#### Supplied material ####

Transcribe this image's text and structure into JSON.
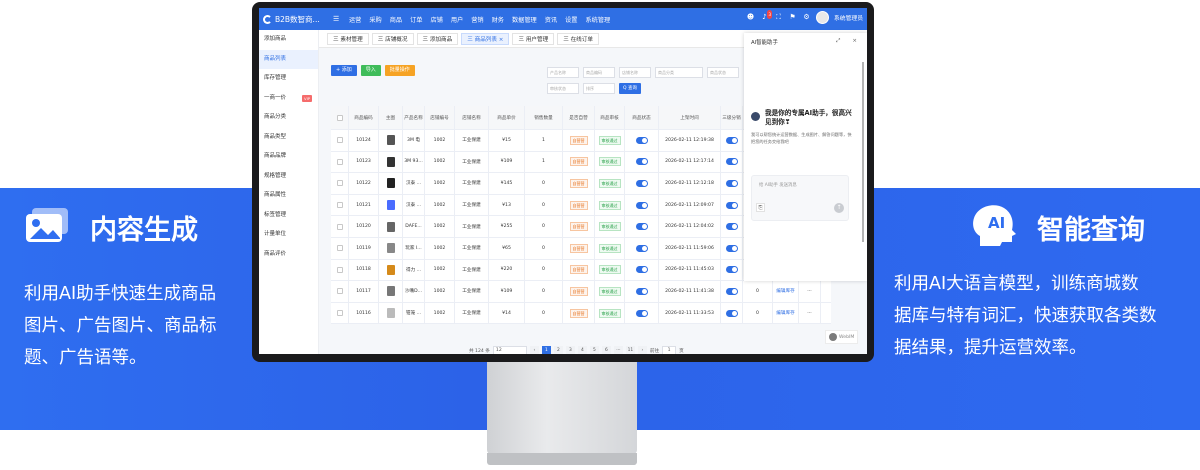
{
  "left_panel": {
    "title": "内容生成",
    "icon": "image-gallery-icon",
    "desc_lines": [
      "利用AI助手快速生成商品",
      "图片、广告图片、商品标",
      "题、广告语等。"
    ]
  },
  "right_panel": {
    "title": "智能查询",
    "icon": "ai-head-icon",
    "icon_text": "AI",
    "desc_lines": [
      "利用AI大语言模型，训练商城数",
      "据库与特有词汇，快速获取各类数",
      "据结果，提升运营效率。"
    ]
  },
  "app": {
    "logo": "B2B数智商...",
    "nav": [
      "运营",
      "采购",
      "商品",
      "订单",
      "店铺",
      "用户",
      "营销",
      "财务",
      "数据管理",
      "资讯",
      "设置",
      "系统管理"
    ],
    "notify_count": "3",
    "user_name": "系统管理员"
  },
  "sidebar": [
    {
      "label": "添加商品",
      "active": false
    },
    {
      "label": "商品列表",
      "active": true
    },
    {
      "label": "库存管理",
      "active": false
    },
    {
      "label": "一商一价",
      "active": false,
      "tag": "VIP"
    },
    {
      "label": "商品分类",
      "active": false
    },
    {
      "label": "商品类型",
      "active": false
    },
    {
      "label": "商品品牌",
      "active": false
    },
    {
      "label": "规格管理",
      "active": false
    },
    {
      "label": "商品属性",
      "active": false
    },
    {
      "label": "标签管理",
      "active": false
    },
    {
      "label": "计量单位",
      "active": false
    },
    {
      "label": "商品评价",
      "active": false
    }
  ],
  "tabs": [
    {
      "label": "三 素材管理",
      "active": false
    },
    {
      "label": "三 店铺概况",
      "active": false
    },
    {
      "label": "三 添加商品",
      "active": false
    },
    {
      "label": "三 商品列表 ×",
      "active": true
    },
    {
      "label": "三 用户管理",
      "active": false
    },
    {
      "label": "三 在线订单",
      "active": false
    }
  ],
  "actions": {
    "add": "+ 添加",
    "import": "导入",
    "batch": "批量操作"
  },
  "filters": {
    "product_name": "产品名称",
    "product_code": "商品编码",
    "brand": "店铺名称",
    "category": "商品分类",
    "status": "商品状态",
    "audit": "审核状态",
    "sort": "排序",
    "query": "Q 查询"
  },
  "table": {
    "headers": [
      "",
      "商品编码",
      "主图",
      "产品名称",
      "店铺编号",
      "店铺名称",
      "商品单价",
      "销售数量",
      "是否自营",
      "商品审核",
      "商品状态",
      "上架时间",
      "三级分销",
      "库存",
      "操作",
      ""
    ],
    "rows": [
      {
        "code": "10124",
        "name": "3M 电",
        "shop_no": "1002",
        "shop": "工业保建",
        "price": "¥15",
        "sales": "1",
        "self": "自营营",
        "audit": "审核通过",
        "time": "2026-02-11 12:19:38",
        "stock": "0"
      },
      {
        "code": "10123",
        "name": "3M 93...",
        "shop_no": "1002",
        "shop": "工业保建",
        "price": "¥109",
        "sales": "1",
        "self": "自营营",
        "audit": "审核通过",
        "time": "2026-02-11 12:17:14",
        "stock": "0"
      },
      {
        "code": "10122",
        "name": "汉泰 ...",
        "shop_no": "1002",
        "shop": "工业保建",
        "price": "¥145",
        "sales": "0",
        "self": "自营营",
        "audit": "审核通过",
        "time": "2026-02-11 12:12:18",
        "stock": "0"
      },
      {
        "code": "10121",
        "name": "汉泰 ...",
        "shop_no": "1002",
        "shop": "工业保建",
        "price": "¥13",
        "sales": "0",
        "self": "自营营",
        "audit": "审核通过",
        "time": "2026-02-11 12:09:07",
        "stock": "0"
      },
      {
        "code": "10120",
        "name": "DAFE...",
        "shop_no": "1002",
        "shop": "工业保建",
        "price": "¥255",
        "sales": "0",
        "self": "自营营",
        "audit": "审核通过",
        "time": "2026-02-11 12:04:02",
        "stock": "0"
      },
      {
        "code": "10119",
        "name": "玩家 I...",
        "shop_no": "1002",
        "shop": "工业保建",
        "price": "¥65",
        "sales": "0",
        "self": "自营营",
        "audit": "审核通过",
        "time": "2026-02-11 11:59:06",
        "stock": "0"
      },
      {
        "code": "10118",
        "name": "得力 ...",
        "shop_no": "1002",
        "shop": "工业保建",
        "price": "¥220",
        "sales": "0",
        "self": "自营营",
        "audit": "审核通过",
        "time": "2026-02-11 11:45:03",
        "stock": "0"
      },
      {
        "code": "10117",
        "name": "沙嘴D...",
        "shop_no": "1002",
        "shop": "工业保建",
        "price": "¥109",
        "sales": "0",
        "self": "自营营",
        "audit": "审核通过",
        "time": "2026-02-11 11:41:38",
        "stock": "0"
      },
      {
        "code": "10116",
        "name": "钳笼 ...",
        "shop_no": "1002",
        "shop": "工业保建",
        "price": "¥14",
        "sales": "0",
        "self": "自营营",
        "audit": "审核通过",
        "time": "2026-02-11 11:33:53",
        "stock": "0"
      }
    ],
    "op_edit": "编辑",
    "op_stock": "库存",
    "op_more": "···"
  },
  "pager": {
    "total": "共 124 条",
    "size": "12",
    "pages": [
      "1",
      "2",
      "3",
      "4",
      "5",
      "6",
      "···",
      "11"
    ],
    "current": "1",
    "goto": "前往",
    "goto_value": "1",
    "goto_unit": "页"
  },
  "assistant": {
    "title": "AI智能助手",
    "greeting": "我是你的专属AI助手，很高兴见到你❣",
    "sub": "我可以帮您统计运营数据、生成图片、解答问题等，快把您的任务交给我吧",
    "placeholder": "给 AI助手 发送消息",
    "send_icon": "send-arrow-icon",
    "clip_icon": "attachment-icon"
  },
  "webiri": "WebIM",
  "colors": {
    "band": "#2c62e8",
    "accent": "#2f6fe4",
    "tag_orange": "#e6721e",
    "tag_green": "#2aa14a"
  }
}
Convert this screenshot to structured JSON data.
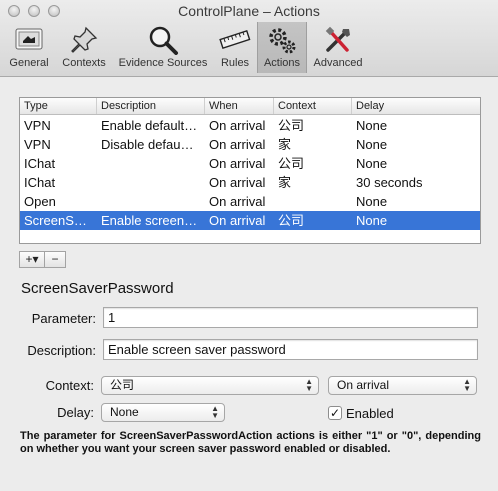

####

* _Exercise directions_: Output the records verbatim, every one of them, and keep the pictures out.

* _Your response_:
Transcribe this image's text and structure into JSON.
{
  "left_panel": {
    "title": "内容生成",
    "icon": "image-gallery-icon",
    "desc_lines": [
      "利用AI助手快速生成商品",
      "图片、广告图片、商品标",
      "题、广告语等。"
    ]
  },
  "right_panel": {
    "title": "智能查询",
    "icon": "ai-head-icon",
    "icon_text": "AI",
    "desc_lines": [
      "利用AI大语言模型，训练商城数",
      "据库与特有词汇，快速获取各类数",
      "据结果，提升运营效率。"
    ]
  },
  "app": {
    "logo": "B2B数智商...",
    "nav": [
      "运营",
      "采购",
      "商品",
      "订单",
      "店铺",
      "用户",
      "营销",
      "财务",
      "数据管理",
      "资讯",
      "设置",
      "系统管理"
    ],
    "notify_count": "3",
    "user_name": "系统管理员"
  },
  "sidebar": [
    {
      "label": "添加商品",
      "active": false
    },
    {
      "label": "商品列表",
      "active": true
    },
    {
      "label": "库存管理",
      "active": false
    },
    {
      "label": "一商一价",
      "active": false,
      "tag": "VIP"
    },
    {
      "label": "商品分类",
      "active": false
    },
    {
      "label": "商品类型",
      "active": false
    },
    {
      "label": "商品品牌",
      "active": false
    },
    {
      "label": "规格管理",
      "active": false
    },
    {
      "label": "商品属性",
      "active": false
    },
    {
      "label": "标签管理",
      "active": false
    },
    {
      "label": "计量单位",
      "active": false
    },
    {
      "label": "商品评价",
      "active": false
    }
  ],
  "tabs": [
    {
      "label": "三 素材管理",
      "active": false
    },
    {
      "label": "三 店铺概况",
      "active": false
    },
    {
      "label": "三 添加商品",
      "active": false
    },
    {
      "label": "三 商品列表 ×",
      "active": true
    },
    {
      "label": "三 用户管理",
      "active": false
    },
    {
      "label": "三 在线订单",
      "active": false
    }
  ],
  "actions": {
    "add": "+ 添加",
    "import": "导入",
    "batch": "批量操作"
  },
  "filters": {
    "product_name": "产品名称",
    "product_code": "商品编码",
    "brand": "店铺名称",
    "category": "商品分类",
    "status": "商品状态",
    "audit": "审核状态",
    "sort": "排序",
    "query": "Q 查询"
  },
  "table": {
    "headers": [
      "",
      "商品编码",
      "主图",
      "产品名称",
      "店铺编号",
      "店铺名称",
      "商品单价",
      "销售数量",
      "是否自营",
      "商品审核",
      "商品状态",
      "上架时间",
      "三级分销",
      "库存",
      "操作",
      ""
    ],
    "rows": [
      {
        "code": "10124",
        "name": "3M 电",
        "shop_no": "1002",
        "shop": "工业保建",
        "price": "¥15",
        "sales": "1",
        "self": "自营营",
        "audit": "审核通过",
        "time": "2026-02-11 12:19:38",
        "stock": "0"
      },
      {
        "code": "10123",
        "name": "3M 93...",
        "shop_no": "1002",
        "shop": "工业保建",
        "price": "¥109",
        "sales": "1",
        "self": "自营营",
        "audit": "审核通过",
        "time": "2026-02-11 12:17:14",
        "stock": "0"
      },
      {
        "code": "10122",
        "name": "汉泰 ...",
        "shop_no": "1002",
        "shop": "工业保建",
        "price": "¥145",
        "sales": "0",
        "self": "自营营",
        "audit": "审核通过",
        "time": "2026-02-11 12:12:18",
        "stock": "0"
      },
      {
        "code": "10121",
        "name": "汉泰 ...",
        "shop_no": "1002",
        "shop": "工业保建",
        "price": "¥13",
        "sales": "0",
        "self": "自营营",
        "audit": "审核通过",
        "time": "2026-02-11 12:09:07",
        "stock": "0"
      },
      {
        "code": "10120",
        "name": "DAFE...",
        "shop_no": "1002",
        "shop": "工业保建",
        "price": "¥255",
        "sales": "0",
        "self": "自营营",
        "audit": "审核通过",
        "time": "2026-02-11 12:04:02",
        "stock": "0"
      },
      {
        "code": "10119",
        "name": "玩家 I...",
        "shop_no": "1002",
        "shop": "工业保建",
        "price": "¥65",
        "sales": "0",
        "self": "自营营",
        "audit": "审核通过",
        "time": "2026-02-11 11:59:06",
        "stock": "0"
      },
      {
        "code": "10118",
        "name": "得力 ...",
        "shop_no": "1002",
        "shop": "工业保建",
        "price": "¥220",
        "sales": "0",
        "self": "自营营",
        "audit": "审核通过",
        "time": "2026-02-11 11:45:03",
        "stock": "0"
      },
      {
        "code": "10117",
        "name": "沙嘴D...",
        "shop_no": "1002",
        "shop": "工业保建",
        "price": "¥109",
        "sales": "0",
        "self": "自营营",
        "audit": "审核通过",
        "time": "2026-02-11 11:41:38",
        "stock": "0"
      },
      {
        "code": "10116",
        "name": "钳笼 ...",
        "shop_no": "1002",
        "shop": "工业保建",
        "price": "¥14",
        "sales": "0",
        "self": "自营营",
        "audit": "审核通过",
        "time": "2026-02-11 11:33:53",
        "stock": "0"
      }
    ],
    "op_edit": "编辑",
    "op_stock": "库存",
    "op_more": "···"
  },
  "pager": {
    "total": "共 124 条",
    "size": "12",
    "pages": [
      "1",
      "2",
      "3",
      "4",
      "5",
      "6",
      "···",
      "11"
    ],
    "current": "1",
    "goto": "前往",
    "goto_value": "1",
    "goto_unit": "页"
  },
  "assistant": {
    "title": "AI智能助手",
    "greeting": "我是你的专属AI助手，很高兴见到你❣",
    "sub": "我可以帮您统计运营数据、生成图片、解答问题等，快把您的任务交给我吧",
    "placeholder": "给 AI助手 发送消息",
    "send_icon": "send-arrow-icon",
    "clip_icon": "attachment-icon"
  },
  "webiri": "WebIM",
  "colors": {
    "band": "#2c62e8",
    "accent": "#2f6fe4",
    "tag_orange": "#e6721e",
    "tag_green": "#2aa14a"
  }
}
Convert this screenshot to structured JSON data.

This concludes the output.